BASC pulled no punches in its consultation response, which considered the impacts on every shooting discipline, both live quarry and target, and the documents we submitted can be downloaded from the ammunition section of the BASC website. 

Giving clarity 

In our response to the HSE we made it clear that BASC was opposed to further regulation on the use of lead ammunition in the UK for the following reasons: 

Regulations are already in place to mitigate risks to wildfowl from the use of lead shot in wetlands. 

There is clear evidence that lead shot poses a risk to a wide range of bird species in terrestrial habitats and a voluntary move away from lead shot for shooting live quarry with shotguns is reducing those risks. 

The shooting sector must be allowed time to develop non-lead shotgun ammunition, due to a world shortage of components and the need for manufacturers and assemblers to source new machinery to produce lead shot alternatives and biodegradable wads for all shotgun calibres. 

Lead in game meat is a potential risk to human health through secondary exposure and government guidance and market forces are managing risks via best practice. 

Lead exposure pathways are not conclusive for livestock, soil, soil organisms, plants and surface waters, and current legal and regulatory frameworks are in place to manage risks. 

BASC critiqued every assertion presented by the HSE on the exposure risks from lead ammunition and in most cases found the evidence to be either inconclusive or theoretical in nature.
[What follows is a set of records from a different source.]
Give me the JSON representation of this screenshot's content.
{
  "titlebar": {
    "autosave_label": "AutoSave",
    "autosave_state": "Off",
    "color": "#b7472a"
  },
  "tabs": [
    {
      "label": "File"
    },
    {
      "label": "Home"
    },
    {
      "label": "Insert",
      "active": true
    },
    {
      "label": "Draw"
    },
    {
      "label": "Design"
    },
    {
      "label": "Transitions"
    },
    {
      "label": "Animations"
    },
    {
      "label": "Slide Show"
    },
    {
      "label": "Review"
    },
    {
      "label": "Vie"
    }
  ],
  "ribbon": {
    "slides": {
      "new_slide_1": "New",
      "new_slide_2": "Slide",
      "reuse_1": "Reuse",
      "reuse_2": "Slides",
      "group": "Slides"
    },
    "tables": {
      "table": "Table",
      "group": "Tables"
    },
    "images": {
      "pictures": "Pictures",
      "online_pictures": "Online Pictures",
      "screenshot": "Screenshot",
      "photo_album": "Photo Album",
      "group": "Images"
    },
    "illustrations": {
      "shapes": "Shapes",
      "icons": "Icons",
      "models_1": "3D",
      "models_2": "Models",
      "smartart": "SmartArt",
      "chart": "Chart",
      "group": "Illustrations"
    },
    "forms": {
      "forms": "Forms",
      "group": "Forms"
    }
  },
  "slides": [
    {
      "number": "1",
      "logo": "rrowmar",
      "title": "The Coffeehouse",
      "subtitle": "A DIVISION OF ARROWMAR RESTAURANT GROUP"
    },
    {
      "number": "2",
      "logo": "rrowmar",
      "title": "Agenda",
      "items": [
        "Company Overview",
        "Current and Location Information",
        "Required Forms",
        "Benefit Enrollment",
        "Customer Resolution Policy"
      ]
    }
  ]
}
As a result, BASC found many of the restriction proposals to be over-precautionary. 

We outlined the significant progress that was being made with the voluntary transition away from lead shot and single-use plastics in shotgun cartridges for shooting live quarry, but outlined the various challenges that still needed to be addressed. 

BASC detailed these challenges, including lack of lead alternatives for smaller shotgun gauges (20-bore and smaller), which account for 22.9 per cent of cartridges used in live-quarry shooting, a shortage of components including powder, and a production bottleneck for steel shot. 

As a result of the above — and much more — BASC has called for amendments from the HSE (see panel, left). Will it now do the right thing and further revise its restriction proposals before finalising its recommendations? We hope so, but if it does not we will keep fighting for a proportionate approach based on the evidenced risks